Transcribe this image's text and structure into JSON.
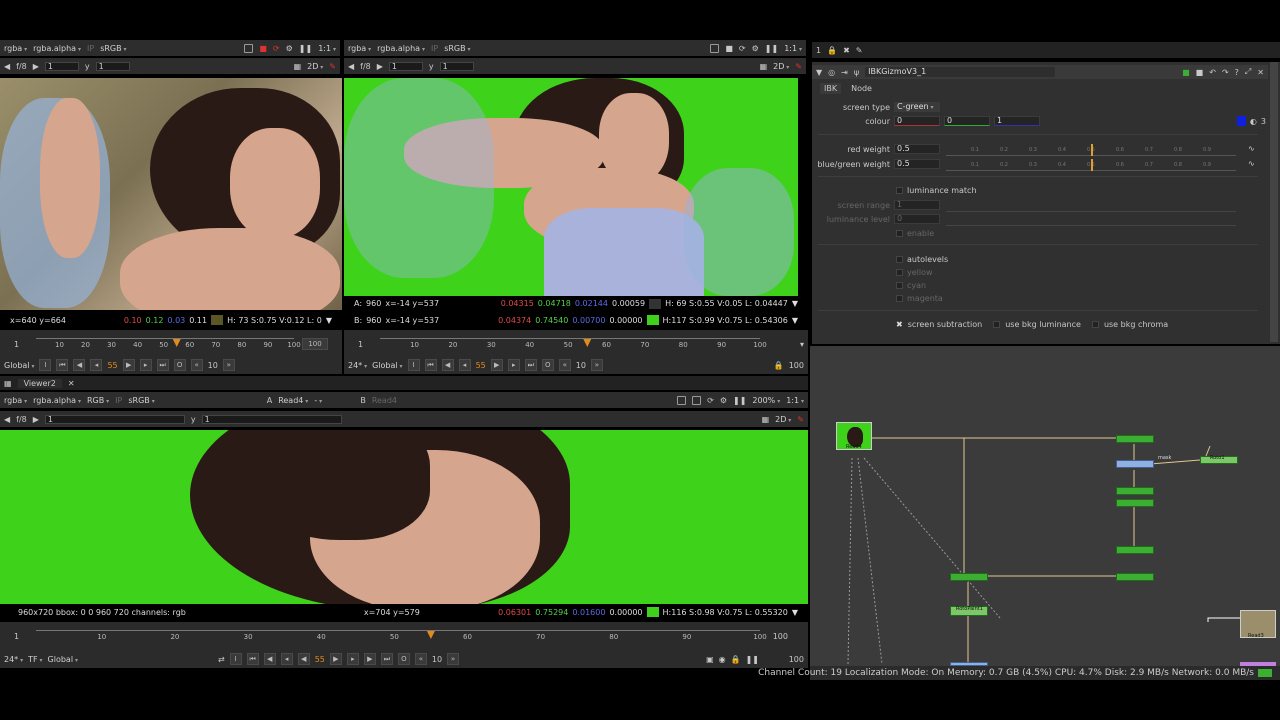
{
  "viewer_top_left": {
    "channels": "rgba",
    "alpha": "rgba.alpha",
    "ip": "IP",
    "colorspace": "sRGB",
    "zoom": "1:1",
    "fstop": "f/8",
    "gain": "1",
    "y_label": "y",
    "gamma": "1",
    "mode": "2D",
    "coords": "x=640 y=664",
    "pixel": {
      "r": "0.10",
      "g": "0.12",
      "b": "0.03",
      "a": "0.11",
      "hsvl": "H: 73 S:0.75 V:0.12  L: 0"
    }
  },
  "viewer_top_right": {
    "channels": "rgba",
    "alpha": "rgba.alpha",
    "ip": "IP",
    "colorspace": "sRGB",
    "zoom": "1:1",
    "fstop": "f/8",
    "gain": "1",
    "y_label": "y",
    "gamma": "1",
    "mode": "2D",
    "row_a": {
      "label": "A:",
      "res": "960",
      "coords": "x=-14 y=537",
      "r": "0.04315",
      "g": "0.04718",
      "b": "0.02144",
      "a": "0.00059",
      "hsvl": "H: 69 S:0.55 V:0.05  L: 0.04447"
    },
    "row_b": {
      "label": "B:",
      "res": "960",
      "coords": "x=-14 y=537",
      "r": "0.04374",
      "g": "0.74540",
      "b": "0.00700",
      "a": "0.00000",
      "hsvl": "H:117 S:0.99 V:0.75  L: 0.54306"
    }
  },
  "timeline_left": {
    "start": "1",
    "end": "100",
    "end_box": "100",
    "ticks": [
      "10",
      "20",
      "30",
      "40",
      "50",
      "60",
      "70",
      "80",
      "90",
      "100"
    ],
    "current_frame": "55",
    "current_fraction": 0.55,
    "scope": "Global",
    "step": "10"
  },
  "timeline_right": {
    "start": "1",
    "end": "100",
    "end_box": "100",
    "ticks": [
      "10",
      "20",
      "30",
      "40",
      "50",
      "60",
      "70",
      "80",
      "90",
      "100"
    ],
    "current_frame": "55",
    "current_fraction": 0.55,
    "fps": "24*",
    "scope": "Global",
    "step": "10"
  },
  "viewer2": {
    "tab_label": "Viewer2",
    "channels": "rgba",
    "alpha": "rgba.alpha",
    "rgb": "RGB",
    "ip": "IP",
    "colorspace": "sRGB",
    "input_a_label": "A",
    "input_a": "Read4",
    "operation": "-",
    "input_b_label": "B",
    "input_b": "Read4",
    "zoom_pct": "200%",
    "zoom": "1:1",
    "fstop": "f/8",
    "gain": "1",
    "y_label": "y",
    "gamma": "1",
    "mode": "2D",
    "format": "960x720  bbox: 0 0 960 720  channels: rgb",
    "coords": "x=704 y=579",
    "pixel": {
      "r": "0.06301",
      "g": "0.75294",
      "b": "0.01600",
      "a": "0.00000",
      "hsvl": "H:116 S:0.98 V:0.75  L: 0.55320"
    }
  },
  "timeline_bottom": {
    "start": "1",
    "end": "100",
    "end_box": "100",
    "end_box2": "100",
    "ticks": [
      "10",
      "20",
      "30",
      "40",
      "50",
      "60",
      "70",
      "80",
      "90",
      "100"
    ],
    "current_frame": "55",
    "current_fraction": 0.55,
    "fps": "24*",
    "tf": "TF",
    "scope": "Global",
    "step": "10"
  },
  "properties": {
    "count": "1",
    "node_name": "IBKGizmoV3_1",
    "tabs": [
      "IBK",
      "Node"
    ],
    "screen_type_label": "screen type",
    "screen_type": "C-green",
    "colour_label": "colour",
    "colour_r": "0",
    "colour_g": "0",
    "colour_b": "1",
    "colour_count": "3",
    "red_weight_label": "red weight",
    "red_weight": "0.5",
    "red_weight_value": 0.5,
    "bg_weight_label": "blue/green weight",
    "bg_weight": "0.5",
    "bg_weight_value": 0.5,
    "luminance_match": "luminance match",
    "screen_range_label": "screen range",
    "screen_range": "1",
    "luminance_level_label": "luminance level",
    "luminance_level": "0",
    "enable": "enable",
    "autolevels": "autolevels",
    "yellow": "yellow",
    "cyan": "cyan",
    "magenta": "magenta",
    "screen_subtraction": "screen subtraction",
    "use_bkg_luminance": "use bkg luminance",
    "use_bkg_chroma": "use bkg chroma",
    "slider_ticks": [
      "0.1",
      "0.2",
      "0.3",
      "0.4",
      "0.5",
      "0.6",
      "0.7",
      "0.8",
      "0.9"
    ]
  },
  "graph": {
    "read_label": "Read4",
    "mask_label": "mask",
    "roto_label": "Roto1",
    "rotopaint_label": "RotoPaint1",
    "read3_label": "Read3"
  },
  "status_bar": "Channel Count: 19  Localization Mode: On  Memory: 0.7 GB (4.5%)  CPU: 4.7%  Disk: 2.9 MB/s  Network: 0.0 MB/s",
  "colors": {
    "green_screen": "#3fd21b",
    "accent": "#e08a20",
    "node_green": "#3cae32"
  }
}
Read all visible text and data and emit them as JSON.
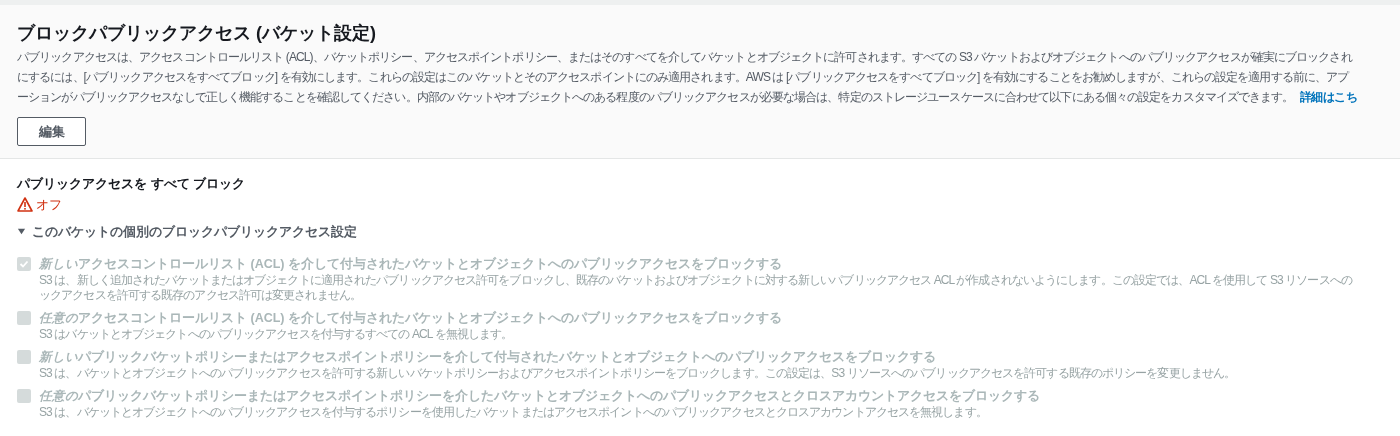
{
  "header": {
    "title": "ブロックパブリックアクセス (バケット設定)",
    "description_lines": [
      "パブリックアクセスは、アクセスコントロールリスト (ACL)、バケットポリシー、アクセスポイントポリシー、またはそのすべてを介してバケットとオブジェクトに許可されます。すべての S3 バケットおよびオブジェクトへのパブリックアクセスが確実にブロックされ",
      "にするには、[パブリックアクセスをすべてブロック] を有効にします。これらの設定はこのバケットとそのアクセスポイントにのみ適用されます。AWS は [パブリックアクセスをすべてブロック] を有効にすることをお勧めしますが、これらの設定を適用する前に、アプ",
      "ーションがパブリックアクセスなしで正しく機能することを確認してください。内部のバケットやオブジェクトへのある程度のパブリックアクセスが必要な場合は、特定のストレージユースケースに合わせて以下にある個々の設定をカスタマイズできます。"
    ],
    "link": "詳細はこち",
    "button": "編集"
  },
  "block_all": {
    "label": "パブリックアクセスを すべて ブロック",
    "status": "オフ",
    "on": false
  },
  "individual": {
    "title": "このバケットの個別のブロックパブリックアクセス設定",
    "expanded": true,
    "items": [
      {
        "title_italic": "新しい",
        "title": "アクセスコントロールリスト (ACL) を介して付与されたバケットとオブジェクトへのパブリックアクセスをブロックする",
        "description_lines": [
          "S3 は、新しく追加されたバケットまたはオブジェクトに適用されたパブリックアクセス許可をブロックし、既存のバケットおよびオブジェクトに対する新しいパブリックアクセス ACL が作成されないようにします。この設定では、ACL を使用して S3 リソースへの",
          "ックアクセスを許可する既存のアクセス許可は変更されません。"
        ],
        "checked": true,
        "disabled": true
      },
      {
        "title_italic": "任意の",
        "title": "アクセスコントロールリスト (ACL) を介して付与されたバケットとオブジェクトへのパブリックアクセスをブロックする",
        "description_lines": [
          "S3 はバケットとオブジェクトへのパブリックアクセスを付与するすべての ACL を無視します。"
        ],
        "checked": false,
        "disabled": true
      },
      {
        "title_italic": "新しい",
        "title": "パブリックバケットポリシーまたはアクセスポイントポリシーを介して付与されたバケットとオブジェクトへのパブリックアクセスをブロックする",
        "description_lines": [
          "S3 は、バケットとオブジェクトへのパブリックアクセスを許可する新しいバケットポリシーおよびアクセスポイントポリシーをブロックします。この設定は、S3 リソースへのパブリックアクセスを許可する既存のポリシーを変更しません。"
        ],
        "checked": false,
        "disabled": true
      },
      {
        "title_italic": "任意の",
        "title": "パブリックバケットポリシーまたはアクセスポイントポリシーを介したバケットとオブジェクトへのパブリックアクセスとクロスアカウントアクセスをブロックする",
        "description_lines": [
          "S3 は、バケットとオブジェクトへのパブリックアクセスを付与するポリシーを使用したバケットまたはアクセスポイントへのパブリックアクセスとクロスアカウントアクセスを無視します。"
        ],
        "checked": false,
        "disabled": true
      }
    ]
  }
}
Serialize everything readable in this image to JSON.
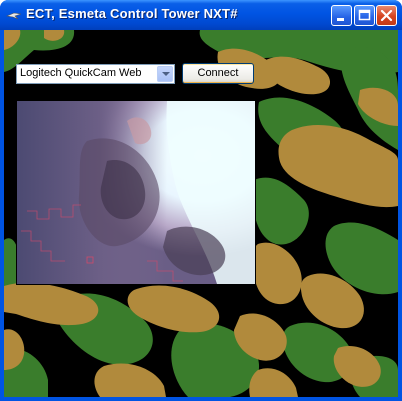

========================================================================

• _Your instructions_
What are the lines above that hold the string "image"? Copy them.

• _Written reply_
Transcribe this image's text and structure into JSON.
Serialize everything readable in this image to JSON.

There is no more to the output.